The annual Celsi Celebration is an important opportunity for supporters of the Multnomah County Democrats to come together in support of the activism and grassroots engagements that Dick Celsi held so dear. He would have loved the money raised and would have spent it wisely organizing.
“Celsi” as his friends called him, never held an elected office other than Chair of the Multnomah County Democratic Party during the 1970s and Chair of the State Democratic Party during the 1980s and into the 1990s.
Dick Celsi was an avowed Democratic Socialist and vocal member of both the Democratic Party and the Democratic Socialist Organizing Committee. He was a strong voice for the poor, homeless, and those without means. His quiet, but forceful opinions could be heard in every corner of the state.
Dick Celsi lived with his wife, Jean, in Northeast Portland, in a rambunctious house full of actors, musicians, and volunteers. He created the walking cards and binder rings used by PCP’s to do the door-to-door work for primary and general elections. He also developed the first walking programs with the help of then-State Representative Gretchen Kafoury. Celsi led by example and never expected PCPs to do more than he did himself, but ran a tight ship–he insisted that PCPs walk their precincts and stood up to those who rested on their laurels. He was an innovative organizer, with a knack for getting people involved at every level, even when door-to-door was not an option. His efforts recruited an army of phonebankers and envelope stuffers that made a real difference in Democratic Party organizing over his tenure as Chair. Celsi knew how to bring out the best in people, identifying what they were good at and convincing them to volunteer these skills for the good of the party.
As chair of the Democratic Party of Oregon, Dick Celsi ran a tight ship. He rented a house in Salem not far from the state Capitol, so that he could be close to those elected officials who would be most likely to stray from the party platform. With proximity on his side, he worked tirelessly to hold these Democrats accountable. He had no patience for Good Ol’ Boys’ Clubs, either. Troubled by the “Capitol Club” lobbyist clique and even more offended by the Club’s infamous “Hello Party”, which gave its lobbyists long hours of access to Oregon lawmakers (as long as they could afford the expensive ticket price), he decided to attack cronyism with humor. In the late 1980s, he teamed up with the Public Interest Group–a coalition of labor activists, champions of the poor, and Democratic stalwarts–to host an event for the same legislators invited to the Hello Party, dubbed the “Pig Party.” Celsi’s idea attracted strong support, and he always managed to convince some good-hearted farmer to donate a pig and volunteers to roast it. Thanks to his relationship building skills, after the gift of the pig and Teamsters’ donations of food and beer, the Pig Party, held on the Capitol grounds in Salem, cost a whopping $5.00 for guests. Volunteers ate for free, and while everyone was admitted, legislators were expected to pay their share.

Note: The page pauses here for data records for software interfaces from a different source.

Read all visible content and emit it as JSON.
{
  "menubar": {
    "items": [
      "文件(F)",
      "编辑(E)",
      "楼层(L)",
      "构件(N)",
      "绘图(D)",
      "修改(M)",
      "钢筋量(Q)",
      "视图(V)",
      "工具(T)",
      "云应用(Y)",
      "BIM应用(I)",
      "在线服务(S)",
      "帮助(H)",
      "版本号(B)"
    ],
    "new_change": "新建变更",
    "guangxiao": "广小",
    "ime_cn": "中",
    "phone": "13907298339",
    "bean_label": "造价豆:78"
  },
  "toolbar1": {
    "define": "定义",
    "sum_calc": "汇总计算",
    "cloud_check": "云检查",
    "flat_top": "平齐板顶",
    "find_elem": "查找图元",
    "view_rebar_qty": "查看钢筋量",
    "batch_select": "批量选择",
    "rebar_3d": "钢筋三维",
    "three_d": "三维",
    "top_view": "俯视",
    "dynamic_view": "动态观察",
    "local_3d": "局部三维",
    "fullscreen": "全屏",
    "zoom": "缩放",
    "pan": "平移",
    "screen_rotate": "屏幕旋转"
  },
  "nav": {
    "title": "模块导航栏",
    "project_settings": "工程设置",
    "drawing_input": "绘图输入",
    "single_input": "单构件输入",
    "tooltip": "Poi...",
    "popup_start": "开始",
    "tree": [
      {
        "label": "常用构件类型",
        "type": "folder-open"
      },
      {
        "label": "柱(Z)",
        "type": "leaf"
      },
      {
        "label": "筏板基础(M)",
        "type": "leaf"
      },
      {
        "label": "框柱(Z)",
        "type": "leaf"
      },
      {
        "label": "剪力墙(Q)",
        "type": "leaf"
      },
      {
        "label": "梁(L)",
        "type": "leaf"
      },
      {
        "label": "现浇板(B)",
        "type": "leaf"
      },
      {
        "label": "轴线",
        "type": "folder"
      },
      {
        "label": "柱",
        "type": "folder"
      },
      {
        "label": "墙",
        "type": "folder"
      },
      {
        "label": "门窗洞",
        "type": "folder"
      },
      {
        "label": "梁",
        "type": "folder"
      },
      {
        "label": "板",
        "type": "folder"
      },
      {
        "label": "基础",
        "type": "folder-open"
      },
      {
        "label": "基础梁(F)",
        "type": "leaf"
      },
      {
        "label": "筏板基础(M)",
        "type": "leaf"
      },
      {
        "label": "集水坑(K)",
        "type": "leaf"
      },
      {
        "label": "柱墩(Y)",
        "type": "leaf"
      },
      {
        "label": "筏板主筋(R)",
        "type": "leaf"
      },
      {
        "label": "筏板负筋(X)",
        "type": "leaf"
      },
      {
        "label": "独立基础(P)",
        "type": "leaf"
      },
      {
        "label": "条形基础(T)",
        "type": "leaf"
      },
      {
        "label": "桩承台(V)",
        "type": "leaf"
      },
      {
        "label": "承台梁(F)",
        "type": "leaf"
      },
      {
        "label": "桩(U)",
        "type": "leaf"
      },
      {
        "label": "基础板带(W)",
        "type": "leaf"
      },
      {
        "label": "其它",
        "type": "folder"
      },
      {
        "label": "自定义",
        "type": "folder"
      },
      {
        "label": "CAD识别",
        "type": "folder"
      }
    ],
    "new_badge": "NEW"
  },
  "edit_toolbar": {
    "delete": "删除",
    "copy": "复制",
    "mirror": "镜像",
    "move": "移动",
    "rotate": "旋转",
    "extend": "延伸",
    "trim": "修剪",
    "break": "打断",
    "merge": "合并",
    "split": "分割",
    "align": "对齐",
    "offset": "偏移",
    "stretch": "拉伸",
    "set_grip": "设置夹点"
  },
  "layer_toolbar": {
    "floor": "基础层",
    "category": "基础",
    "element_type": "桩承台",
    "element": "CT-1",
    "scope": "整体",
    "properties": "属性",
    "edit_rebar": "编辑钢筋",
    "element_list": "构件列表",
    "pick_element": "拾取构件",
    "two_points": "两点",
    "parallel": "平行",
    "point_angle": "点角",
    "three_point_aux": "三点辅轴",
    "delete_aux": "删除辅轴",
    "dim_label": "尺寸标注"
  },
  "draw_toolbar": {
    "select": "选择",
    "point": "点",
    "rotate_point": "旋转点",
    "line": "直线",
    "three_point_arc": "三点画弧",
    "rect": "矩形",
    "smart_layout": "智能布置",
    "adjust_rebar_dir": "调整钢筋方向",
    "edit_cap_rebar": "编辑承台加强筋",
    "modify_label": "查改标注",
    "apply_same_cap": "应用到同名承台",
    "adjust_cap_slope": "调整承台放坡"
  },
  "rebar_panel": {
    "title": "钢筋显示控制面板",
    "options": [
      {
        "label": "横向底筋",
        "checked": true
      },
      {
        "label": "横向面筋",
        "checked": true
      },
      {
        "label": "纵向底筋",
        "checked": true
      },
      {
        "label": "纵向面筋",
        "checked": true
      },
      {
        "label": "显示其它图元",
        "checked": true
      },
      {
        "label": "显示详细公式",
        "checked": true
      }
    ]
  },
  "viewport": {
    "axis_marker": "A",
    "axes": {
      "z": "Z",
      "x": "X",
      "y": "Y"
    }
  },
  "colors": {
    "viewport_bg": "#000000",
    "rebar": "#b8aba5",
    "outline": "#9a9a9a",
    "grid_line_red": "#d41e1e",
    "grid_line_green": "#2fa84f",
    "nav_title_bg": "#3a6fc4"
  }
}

Celsi was Chair of the Democratic Party of Oregon, which made him a Super Delegate to the DNC and temporary Chair of the Oregon Delegation at the 1984 San Francisco Democratic National Convention. While Walter Mondale eventually won the nomination, Celsi was a strong and vocal supporter of newcomer Jesse Jackson, who went on to become a strong voice for social justice, inside and outside of Democratic Party politics.
Dick Celsi was an activist’s party Chair, loyal to principles and dedicated to grassroots campaign work. We gather here today to celebrate his memory and his dedication to progressive values by coming together to support Democratic efforts to advance justice in Oregon and beyond.
Thank you to Mary Botkin for writing this biography of Mr. Dick Celsi.